The Sigma 135mm F1.8 DG HSM Art lens is designed primarily for portrait shooters, with a focal length that creates the bit of compression that’s desirable when photographing faces. The lens is comprised of 13 elements in 10 groups, with both SLD and FLD glass, and has a nine-blade aperture for smooth background defocus.
The lens is noticeably beefy, not unusual at the telephoto range, and not unpleasant, either, just noticeable—as if the lens were built to withstand the abuse of professional life. With a dust- and water-resistant outer coating, the lens can be used in inclement weather without much concern. (I wouldn’t shoot in a downpour with it, though.)
I coupled the camera with both the Canon EOS 5D Mark IV and the new Sony a7R III, via the Sigma MC-11 adapter. In both cases, the lens was incredibly quick to focus (thanks to the hypersonic motor, the “HSM” part of the name) and incredibly quiet (also thanks to that motor). The lens provided accurate focus on the Canon EOS 5D Mark IV, too, as fast as any native lens.
Field-Testing The Sigma 135mm F1.8 DG HSM Art
On the Sony a7R III, the focus had more issues with face detection than a native Sony lens. The focus would find a face and occasionally jump off of the face—at least based on the displayed viewfinder points. I found it easier to use a small focus zone with the a7R III, rather than the wide area plus face detection. It’s likely that the jumping focus on the Sony is due to the newness of the a7R III, and that the firmware in the lens will need to be updated. One of the nice things about Sigma lenses that support the company’s USB Dock is that the firmware can be updated easily by connecting it to a computer and downloading the firmware installer. This should allow the lens to improve compatibility with the Sony down the road.

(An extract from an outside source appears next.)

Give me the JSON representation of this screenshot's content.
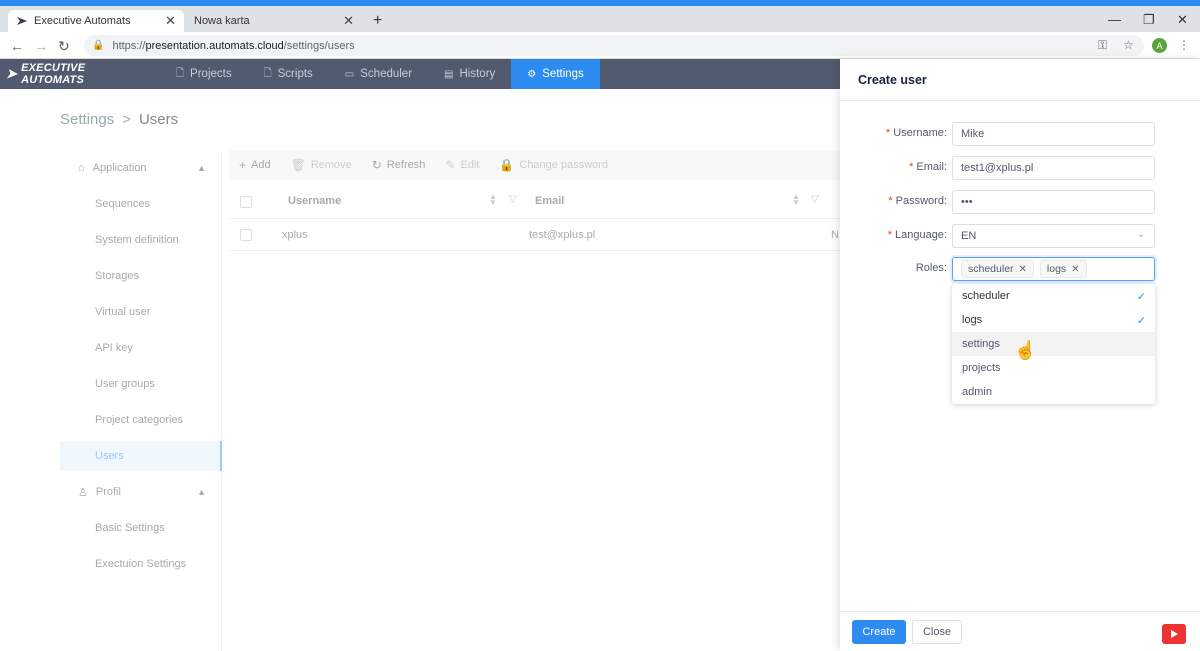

Visually, the Sigma 135mm F1.8 DG HSM Art lens is stunning. Background defocus is beautiful, sharpness is amazing, and the color rendition is excellent. When shooting with the lens, I was able to shoot wide open at ƒ/1.8—which should reveal the most glaring issues with the lens—and found little to complain about. Vignetting was minor at the edges, the details in the subjects were tack-sharp, and the sharpness was maintained close to the edge of the lens as well. When shooting the Sony a7R III with eye detection AF on, even at ƒ/1.8, the subject’s eye and face were spot on every time. At ƒ/2.8 to ƒ/4, images were even sharper and more accurate. There’s a lushness to the background defocus that many companies try to achieve, but not all make it. This lens has the background blur to die for.
The Sigma 135mm F1.8 DG HSM Art lens is around $1,200 (the retail price is $1,300, but sale prices at the time we went to print had it lower). It offers an extremely durable-feeling build quality, exceptional optics and great performance. The medium telephoto range might not be ideal for all subjects, but for the portrait, wedding and fashion shooter, this lens is a perfect solution.